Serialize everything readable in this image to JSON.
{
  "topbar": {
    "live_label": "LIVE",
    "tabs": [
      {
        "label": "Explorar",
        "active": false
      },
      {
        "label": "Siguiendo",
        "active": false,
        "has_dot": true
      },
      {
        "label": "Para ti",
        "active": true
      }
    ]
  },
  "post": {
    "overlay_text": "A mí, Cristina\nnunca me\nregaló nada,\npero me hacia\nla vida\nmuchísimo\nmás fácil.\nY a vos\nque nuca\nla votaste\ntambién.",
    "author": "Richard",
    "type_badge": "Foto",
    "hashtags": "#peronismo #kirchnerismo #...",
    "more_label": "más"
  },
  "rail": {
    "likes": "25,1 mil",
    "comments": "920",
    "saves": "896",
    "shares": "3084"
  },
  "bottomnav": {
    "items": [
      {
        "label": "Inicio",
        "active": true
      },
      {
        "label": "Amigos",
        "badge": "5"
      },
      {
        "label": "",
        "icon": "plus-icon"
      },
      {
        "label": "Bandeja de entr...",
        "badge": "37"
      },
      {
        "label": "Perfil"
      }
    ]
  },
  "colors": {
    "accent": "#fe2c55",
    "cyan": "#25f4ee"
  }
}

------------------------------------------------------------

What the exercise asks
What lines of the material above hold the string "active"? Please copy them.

Result
        "active": false
        "active": false,
        "active": true
        "active": true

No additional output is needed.